We are old obit writers at our house who scour the obituary pages by habit every morning, and, yes, we did notice the long obituary in The Dallas Morning News last week for Harriet Schoelllkopf Deison, 65, wife of the pastor of Highland Park Presbyterian Church. I think we both snapped to it because her middle name is a very old one in Dallas.
We are also old police reporters at our house, so we do read those stories, too, and, yes, we both picked up on the small oddness of a piece in the News that ran at about the same time saying an unnamed 65-year-old woman bought a gun and then shot herself to death on the parking lot outside the gun shop.
The oddness, from the point of view of veteran reporters, was that the gun-shop story included a reference to an investigation the police were making of the gun shop to make sure the sale itself was legal and copacetic. So that puts a little shadow on the gun shop.
A lot of times an editor might tell the reporter, "If we are going to suggest any controversy of any kind, then we have to name everybody in the deal." Maybe. Maybe not. Most newspapers don't even report suicides, which are considered to be behind the privacy wall. You only report it if there is something about the suicide that makes it public. In that event, you treat all parties equally and name everybody.
Anyway, on Friday night we had people over for dinner who are familiar with the church. They were surprised we didn't know that the lady on the gun shop parking lot was the same lady in the obit. The next morning we awoke to a column in the paper by Steve Blow connecting all the dots.
Blow, who has written often and thoughtfully about suicide, said no one who spoke during her funeral used the word suicide, but that one speaker did allude to Deison's battle with "clinical depression." Blow wrote that "Deison ultimately succumbed to her illness."
The general theme in Blow's writing in the past about suicide has been that suicide is symptomatic of illness and that the illness is made worse and takes more lives because it is cloaked by social shame. If more people talked openly about it, he suggests, there would be more treatment and less suicide.

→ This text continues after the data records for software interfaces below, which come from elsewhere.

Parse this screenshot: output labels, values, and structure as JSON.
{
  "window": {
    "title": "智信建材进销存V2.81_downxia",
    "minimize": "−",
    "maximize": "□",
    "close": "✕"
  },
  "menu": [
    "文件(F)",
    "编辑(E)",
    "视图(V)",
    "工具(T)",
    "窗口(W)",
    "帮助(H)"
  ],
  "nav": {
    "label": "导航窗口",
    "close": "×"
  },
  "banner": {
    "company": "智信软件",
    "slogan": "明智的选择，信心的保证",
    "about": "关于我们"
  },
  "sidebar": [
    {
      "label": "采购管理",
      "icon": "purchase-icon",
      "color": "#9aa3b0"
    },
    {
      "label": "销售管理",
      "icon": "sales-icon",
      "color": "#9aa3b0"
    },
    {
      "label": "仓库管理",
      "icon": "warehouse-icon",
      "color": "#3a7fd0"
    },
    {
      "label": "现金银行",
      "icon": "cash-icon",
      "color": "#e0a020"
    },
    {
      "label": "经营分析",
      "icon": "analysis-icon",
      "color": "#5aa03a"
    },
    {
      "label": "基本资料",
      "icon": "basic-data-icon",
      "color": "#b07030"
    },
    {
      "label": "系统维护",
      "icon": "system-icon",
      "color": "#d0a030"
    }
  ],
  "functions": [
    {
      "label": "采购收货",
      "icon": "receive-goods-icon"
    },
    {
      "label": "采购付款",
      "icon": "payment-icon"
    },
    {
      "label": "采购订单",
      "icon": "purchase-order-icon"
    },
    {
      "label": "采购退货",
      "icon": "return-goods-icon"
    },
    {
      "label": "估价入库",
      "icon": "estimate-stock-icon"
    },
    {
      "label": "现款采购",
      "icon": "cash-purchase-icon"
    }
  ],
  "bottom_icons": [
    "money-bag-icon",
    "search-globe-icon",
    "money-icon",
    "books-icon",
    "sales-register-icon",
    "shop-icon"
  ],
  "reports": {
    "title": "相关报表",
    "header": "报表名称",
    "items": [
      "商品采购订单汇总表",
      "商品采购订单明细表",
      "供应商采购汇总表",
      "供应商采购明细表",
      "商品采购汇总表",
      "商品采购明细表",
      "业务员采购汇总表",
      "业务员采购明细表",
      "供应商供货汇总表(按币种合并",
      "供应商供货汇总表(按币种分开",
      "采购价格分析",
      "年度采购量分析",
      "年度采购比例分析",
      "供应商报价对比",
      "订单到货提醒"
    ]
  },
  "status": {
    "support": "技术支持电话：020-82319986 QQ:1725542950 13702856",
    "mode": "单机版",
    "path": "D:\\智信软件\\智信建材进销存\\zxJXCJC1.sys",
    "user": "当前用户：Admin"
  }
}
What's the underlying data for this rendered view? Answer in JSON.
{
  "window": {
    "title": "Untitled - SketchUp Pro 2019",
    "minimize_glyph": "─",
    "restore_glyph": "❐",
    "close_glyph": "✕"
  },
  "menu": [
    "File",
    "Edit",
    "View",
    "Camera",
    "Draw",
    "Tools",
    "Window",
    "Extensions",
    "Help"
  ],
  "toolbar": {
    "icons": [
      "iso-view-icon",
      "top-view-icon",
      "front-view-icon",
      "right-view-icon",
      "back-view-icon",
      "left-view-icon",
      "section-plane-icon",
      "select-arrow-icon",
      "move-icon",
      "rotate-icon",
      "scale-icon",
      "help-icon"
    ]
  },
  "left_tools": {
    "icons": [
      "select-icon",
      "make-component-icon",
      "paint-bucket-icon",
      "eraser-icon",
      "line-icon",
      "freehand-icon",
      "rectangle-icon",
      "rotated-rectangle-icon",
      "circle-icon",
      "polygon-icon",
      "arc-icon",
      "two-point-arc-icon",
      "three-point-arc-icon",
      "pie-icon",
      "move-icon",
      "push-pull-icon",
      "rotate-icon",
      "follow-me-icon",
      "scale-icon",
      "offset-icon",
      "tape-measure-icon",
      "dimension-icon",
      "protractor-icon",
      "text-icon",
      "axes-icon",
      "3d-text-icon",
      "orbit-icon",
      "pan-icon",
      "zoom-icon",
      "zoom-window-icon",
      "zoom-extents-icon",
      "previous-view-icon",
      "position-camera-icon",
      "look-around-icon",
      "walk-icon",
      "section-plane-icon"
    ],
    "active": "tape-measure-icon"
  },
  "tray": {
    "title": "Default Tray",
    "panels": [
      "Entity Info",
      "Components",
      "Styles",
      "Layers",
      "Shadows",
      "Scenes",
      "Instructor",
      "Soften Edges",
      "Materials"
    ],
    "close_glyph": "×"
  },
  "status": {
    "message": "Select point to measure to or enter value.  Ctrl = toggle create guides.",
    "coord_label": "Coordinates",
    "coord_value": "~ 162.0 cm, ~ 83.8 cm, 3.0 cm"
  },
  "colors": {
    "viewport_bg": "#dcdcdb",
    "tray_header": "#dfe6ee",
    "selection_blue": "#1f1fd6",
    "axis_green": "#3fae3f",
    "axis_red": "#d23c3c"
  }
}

All of which comes to mind this morning because I just read a story in The New York Times citing a study that found most teenagers who kill themselves have received treatment at some point and it didn't do them any good.
I am also thinking about his: Everybody at Deison's funeral who felt saddened by her death can now be diagnosed as suffering from a mental disorder, thanks to a recent decision by the American Psychiatric Association to drop its longstanding "bereavement exclusion" in the diagnostic manual. Used to be that the manual told mental health professionals not to diagnose people as disordered if they're really just sad. No more. Now sadness is a disorder, and the doctors can prescribe Welbutrin and other psycho-tropic drugs to make people not be sad.
A recent story in the Washington Post called the change a major boon to the pharmaceutical companies that produce those drugs. The story also reported this:
Eight of 11 members of the APA committee that spearheaded the change reported financial connections to pharmaceutical companies -- either receiving speaking fees, consultant pay, research grants or holding stock, according to the disclosures filed with the association. Six of the 11 panelists reported financial ties during the time that the committee met, and two more reported financial ties in the five years leading up to the committee assignment, according to APA records.
A key adviser to the committee -- he wrote the scientific justification for the change -- was the lead author of the 2001 study on Wellbutrin, sponsored by GlaxoWellcome, showing that its antidepressant Wellbutrin could be used to treat bereavement.
Now, wait a minute. I'm not off on a rant against Steve Blow here. Suicide is a tough one. I don't know that talking about it does any good for the suicidal person, but Blow is right about one thing: the wall of shame surrounding it is very tough on the survivors, who already have a terrible tendency to blame themselves.
People should talk to the survivors. One neighbor in the post office line who simply says "Sorry to hear about your son" can provide a welcome if momentary bath of sunlight and relief from the grinding pressure of grief and guilt. A simple expression of empathy says much more than the mere words: it says, "We don't blame you. You're O.K. people."
That's worth a lot.
But I do have a mini-rant to offer on the assumption that suicide is automatically and always a symptom of disease. What if people really do have overwhelming problems they can't overcome? And here is the really tough one: what if they just don't want to be alive anymore?
That's the one the rest of us refuse to accept, because it's too terrible. Disease and mental disorder serve as a kind of shroud to shield us from what we cannot stand to see in a deeply personal decision not to go on.
Calling it a disease, giving everybody Welbutrin, even the mourners: at what point do we have to worry about an even larger social disease in the form of a society and culture that can no longer handle grief? Isn't grief part of the deal? When did it go away? Did I miss that memo?
And, you know, what do I need to know about Harriet Deison's death? As long as it's not part of some police case against the gun shop, nothing. Absolutely nothing. It's behind the privacy wall for a reason. Let the people who knew her speak to her survivors. Let the rest of us butt out.